When you start out, be humble. Show humility instead of cockiness. Hundreds of experts know more than you ever will, and that’s okay, so long as you’re aware of the fact. Everybody started out at the bottom as a beginner, everybody has Imposter Syndrome, everybody doubts themselves. Those that don’t are either lying or egomaniacs. Don’t mistake confidence with intelligence or authority. The more open you are to accepting that you know very little about a subject, the easier it will for you to learn new things about it.

If you don’t know where to start, start small with anything and just test it out. You still need to grit your teeth plunge into the ice-cold waters of the unknown, but you can plunge into a pond instead of an ocean. You can quit anything that isn’t working out and start again. That’s the liberating freedom that comes with this.

Don’t let your passion project slowly drift off and die slowly. I see far too many dormant accounts and people on the Internet. It’s a tragedy. If you want to quit something, that’s fine, write a goodbye message and give it a proper burial! But don’t just forget and neglect what you’ve put out there because the results sucked or there were no results yet.

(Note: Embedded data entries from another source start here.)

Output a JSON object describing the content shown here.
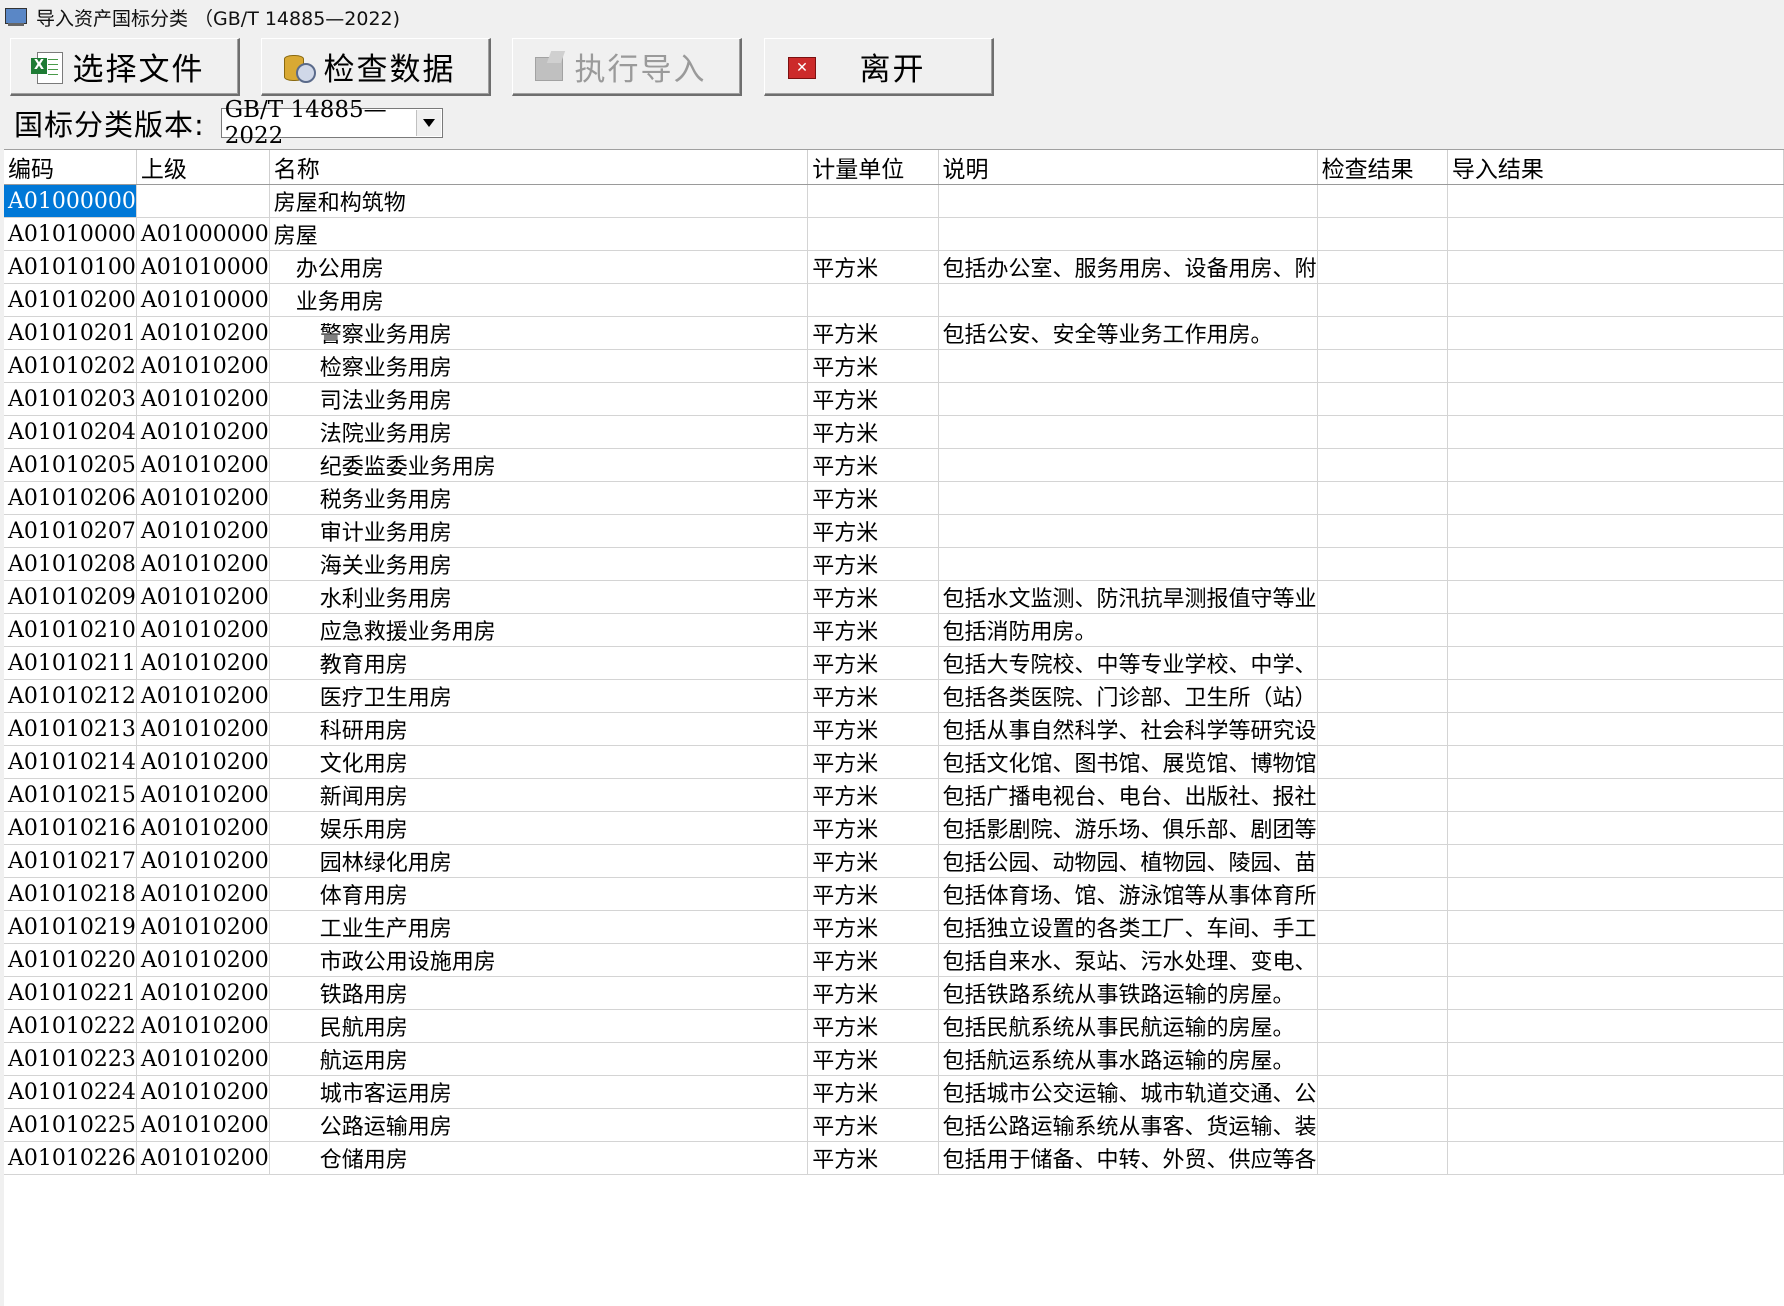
{
  "window": {
    "title": "导入资产国标分类 （GB/T 14885—2022)"
  },
  "toolbar": {
    "select_file": "选择文件",
    "check_data": "检查数据",
    "execute_import": "执行导入",
    "leave": "离开"
  },
  "version": {
    "label": "国标分类版本:",
    "selected": "GB/T 14885—2022"
  },
  "grid": {
    "columns": [
      "编码",
      "上级",
      "名称",
      "计量单位",
      "说明",
      "检查结果",
      "导入结果"
    ],
    "rows": [
      {
        "code": "A01000000",
        "parent": "",
        "name": "房屋和构筑物",
        "level": 0,
        "unit": "",
        "desc": ""
      },
      {
        "code": "A01010000",
        "parent": "A01000000",
        "name": "房屋",
        "level": 0,
        "unit": "",
        "desc": ""
      },
      {
        "code": "A01010100",
        "parent": "A01010000",
        "name": "办公用房",
        "level": 1,
        "unit": "平方米",
        "desc": "包括办公室、服务用房、设备用房、附"
      },
      {
        "code": "A01010200",
        "parent": "A01010000",
        "name": "业务用房",
        "level": 1,
        "unit": "",
        "desc": ""
      },
      {
        "code": "A01010201",
        "parent": "A01010200",
        "name": "警察业务用房",
        "level": 2,
        "unit": "平方米",
        "desc": "包括公安、安全等业务工作用房。"
      },
      {
        "code": "A01010202",
        "parent": "A01010200",
        "name": "检察业务用房",
        "level": 2,
        "unit": "平方米",
        "desc": ""
      },
      {
        "code": "A01010203",
        "parent": "A01010200",
        "name": "司法业务用房",
        "level": 2,
        "unit": "平方米",
        "desc": ""
      },
      {
        "code": "A01010204",
        "parent": "A01010200",
        "name": "法院业务用房",
        "level": 2,
        "unit": "平方米",
        "desc": ""
      },
      {
        "code": "A01010205",
        "parent": "A01010200",
        "name": "纪委监委业务用房",
        "level": 2,
        "unit": "平方米",
        "desc": ""
      },
      {
        "code": "A01010206",
        "parent": "A01010200",
        "name": "税务业务用房",
        "level": 2,
        "unit": "平方米",
        "desc": ""
      },
      {
        "code": "A01010207",
        "parent": "A01010200",
        "name": "审计业务用房",
        "level": 2,
        "unit": "平方米",
        "desc": ""
      },
      {
        "code": "A01010208",
        "parent": "A01010200",
        "name": "海关业务用房",
        "level": 2,
        "unit": "平方米",
        "desc": ""
      },
      {
        "code": "A01010209",
        "parent": "A01010200",
        "name": "水利业务用房",
        "level": 2,
        "unit": "平方米",
        "desc": "包括水文监测、防汛抗旱测报值守等业"
      },
      {
        "code": "A01010210",
        "parent": "A01010200",
        "name": "应急救援业务用房",
        "level": 2,
        "unit": "平方米",
        "desc": "包括消防用房。"
      },
      {
        "code": "A01010211",
        "parent": "A01010200",
        "name": "教育用房",
        "level": 2,
        "unit": "平方米",
        "desc": "包括大专院校、中等专业学校、中学、"
      },
      {
        "code": "A01010212",
        "parent": "A01010200",
        "name": "医疗卫生用房",
        "level": 2,
        "unit": "平方米",
        "desc": "包括各类医院、门诊部、卫生所（站）"
      },
      {
        "code": "A01010213",
        "parent": "A01010200",
        "name": "科研用房",
        "level": 2,
        "unit": "平方米",
        "desc": "包括从事自然科学、社会科学等研究设"
      },
      {
        "code": "A01010214",
        "parent": "A01010200",
        "name": "文化用房",
        "level": 2,
        "unit": "平方米",
        "desc": "包括文化馆、图书馆、展览馆、博物馆"
      },
      {
        "code": "A01010215",
        "parent": "A01010200",
        "name": "新闻用房",
        "level": 2,
        "unit": "平方米",
        "desc": "包括广播电视台、电台、出版社、报社"
      },
      {
        "code": "A01010216",
        "parent": "A01010200",
        "name": "娱乐用房",
        "level": 2,
        "unit": "平方米",
        "desc": "包括影剧院、游乐场、俱乐部、剧团等"
      },
      {
        "code": "A01010217",
        "parent": "A01010200",
        "name": "园林绿化用房",
        "level": 2,
        "unit": "平方米",
        "desc": "包括公园、动物园、植物园、陵园、苗"
      },
      {
        "code": "A01010218",
        "parent": "A01010200",
        "name": "体育用房",
        "level": 2,
        "unit": "平方米",
        "desc": "包括体育场、馆、游泳馆等从事体育所"
      },
      {
        "code": "A01010219",
        "parent": "A01010200",
        "name": "工业生产用房",
        "level": 2,
        "unit": "平方米",
        "desc": "包括独立设置的各类工厂、车间、手工"
      },
      {
        "code": "A01010220",
        "parent": "A01010200",
        "name": "市政公用设施用房",
        "level": 2,
        "unit": "平方米",
        "desc": "包括自来水、泵站、污水处理、变电、"
      },
      {
        "code": "A01010221",
        "parent": "A01010200",
        "name": "铁路用房",
        "level": 2,
        "unit": "平方米",
        "desc": "包括铁路系统从事铁路运输的房屋。"
      },
      {
        "code": "A01010222",
        "parent": "A01010200",
        "name": "民航用房",
        "level": 2,
        "unit": "平方米",
        "desc": "包括民航系统从事民航运输的房屋。"
      },
      {
        "code": "A01010223",
        "parent": "A01010200",
        "name": "航运用房",
        "level": 2,
        "unit": "平方米",
        "desc": "包括航运系统从事水路运输的房屋。"
      },
      {
        "code": "A01010224",
        "parent": "A01010200",
        "name": "城市客运用房",
        "level": 2,
        "unit": "平方米",
        "desc": "包括城市公交运输、城市轨道交通、公"
      },
      {
        "code": "A01010225",
        "parent": "A01010200",
        "name": "公路运输用房",
        "level": 2,
        "unit": "平方米",
        "desc": "包括公路运输系统从事客、货运输、装"
      },
      {
        "code": "A01010226",
        "parent": "A01010200",
        "name": "仓储用房",
        "level": 2,
        "unit": "平方米",
        "desc": "包括用于储备、中转、外贸、供应等各"
      }
    ]
  }
}
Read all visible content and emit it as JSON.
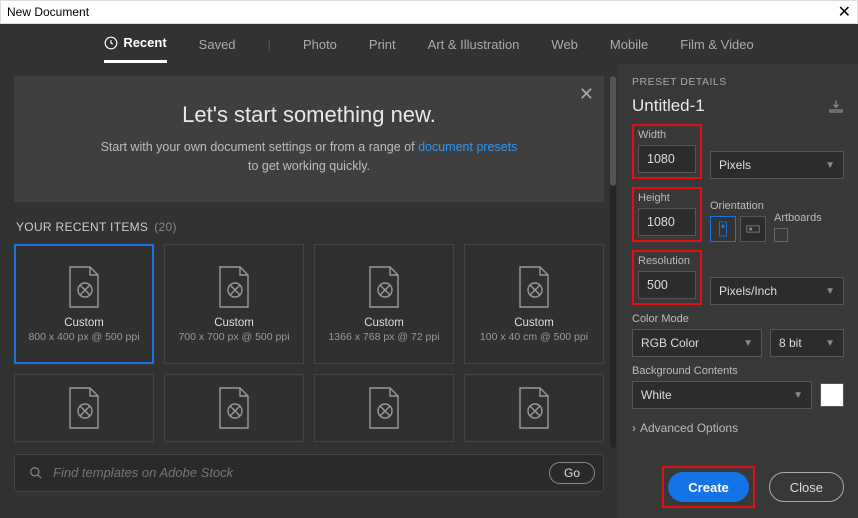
{
  "window": {
    "title": "New Document"
  },
  "tabs": {
    "recent": "Recent",
    "saved": "Saved",
    "photo": "Photo",
    "print": "Print",
    "art": "Art & Illustration",
    "web": "Web",
    "mobile": "Mobile",
    "film": "Film & Video"
  },
  "welcome": {
    "heading": "Let's start something new.",
    "line1a": "Start with your own document settings or from a range of ",
    "link": "document presets",
    "line2": "to get working quickly."
  },
  "recents": {
    "label": "YOUR RECENT ITEMS",
    "count": "(20)",
    "items": [
      {
        "title": "Custom",
        "sub": "800 x 400 px @ 500 ppi"
      },
      {
        "title": "Custom",
        "sub": "700 x 700 px @ 500 ppi"
      },
      {
        "title": "Custom",
        "sub": "1366 x 768 px @ 72 ppi"
      },
      {
        "title": "Custom",
        "sub": "100 x 40 cm @ 500 ppi"
      }
    ]
  },
  "search": {
    "placeholder": "Find templates on Adobe Stock",
    "go": "Go"
  },
  "details": {
    "header": "PRESET DETAILS",
    "name": "Untitled-1",
    "width_label": "Width",
    "width_value": "1080",
    "width_unit": "Pixels",
    "height_label": "Height",
    "height_value": "1080",
    "orientation_label": "Orientation",
    "artboards_label": "Artboards",
    "resolution_label": "Resolution",
    "resolution_value": "500",
    "resolution_unit": "Pixels/Inch",
    "colormode_label": "Color Mode",
    "colormode_value": "RGB Color",
    "colordepth_value": "8 bit",
    "bgcontents_label": "Background Contents",
    "bgcontents_value": "White",
    "advanced": "Advanced Options",
    "btn_create": "Create",
    "btn_close": "Close"
  }
}
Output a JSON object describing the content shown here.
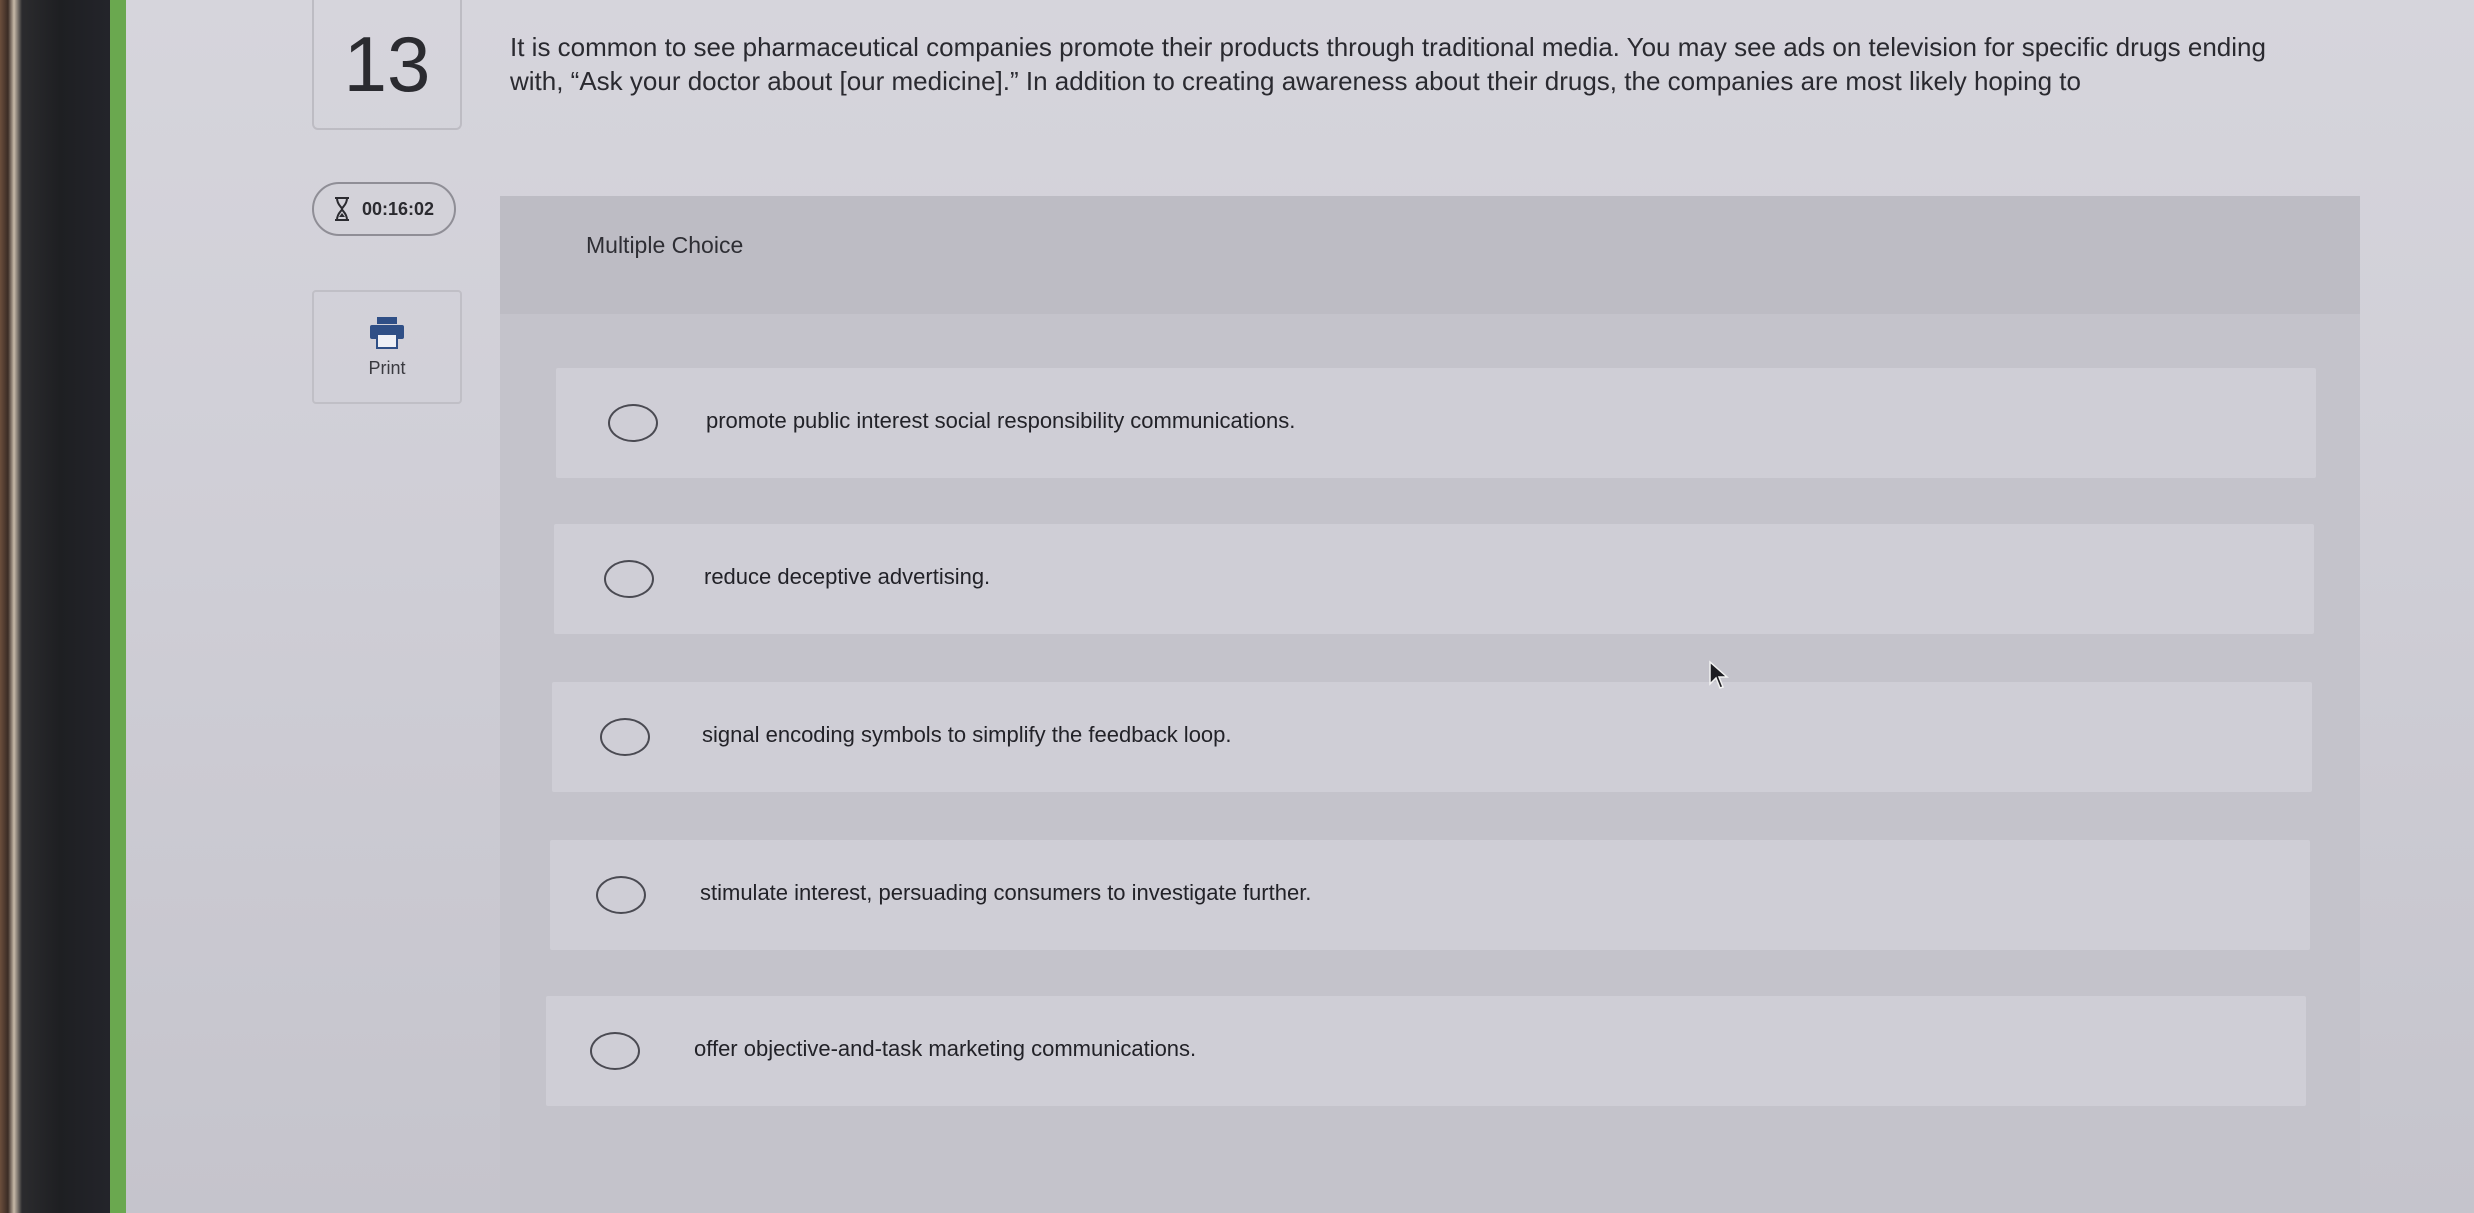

Everything is incredibly discouraging at first, you need to push past that if you ever want to become amazing at something. You need to constantly work hard while also having the patience of a saint. The longer you go at it, the more chance you’ll stumble upon the right person or opportunity. The longer you go at it, the luckier you become.

Start with what you know. A lot of people worry they have too many interests to start creating content about one particular thing (also known as a niche). That’s the opposite of the problem. Find a way to combine your interests and you’ll be even more unique and interesting. That’s an asset. Diversify at first, but then centralize what works.

Value is Everything

“Try not to become a man of success. Rather become a man of value.”
―Albert Einstein

No amount of incredible design or flashy marketing can outdo the simplest content that adds sincere value to somebody’s life. Have a personal mantra. Know why you’re writing what you are, and who the audience is. If you’re writing for yourself first, that’s great, but you still have to look deep and ask yourself what you’re trying to accomplish. What problem is being discussed — what’s your solution? Detail these things before the start of each post.

Figure out your objectives and values and have your writing revolve around those. Figure out how to stand out. Format change and be disruptive. Look to the future and don’t be afraid to set a course that others can follow. Look at existing best practices and don’t be afraid to come up with even better practices. Educate people, don’t sell a sales pitch or a gimmick. Help people in any way you can.

SUMMARY | When Good Work Deserves Payment:

  • Separating Paid & Goodwill Work. Make the work you want people to pay for and work you’re willing to put out completely for free to invoke goodwill distinct, be completely transparent with people about your marketing.

  • Being Willing to Fail. Experiment with new topics and styles, and take a stance on topics that might get you flak. Take all criticism in stride, never lash out at somebody because you have a sensitive ego.

  • A Well-developed Style. Be memorable and interesting — do things differently. Some people will hate it, some people will love it. That’s okay.

  • Not Repeating Yourself. Expand and improve ideas where you can, but don’t regurgitate them for the sake of accumulating a larger audience.

  • Not Wasting People’s Time. Don’t try to lure people into something. Don’t waste your own time, either — stop procrastinating.

  • Adding Value. Most importantly, figure out what meaningful good you’re adding to people’s lives. Develop a personal mantra around your objectives and values and view it before the beginning of any project.

  • You’re Already Good Enough. Finally, shake off the self-doubt and Impostor Syndrome. Have confidence that there’s an audience for you

Current Word Count: 10,326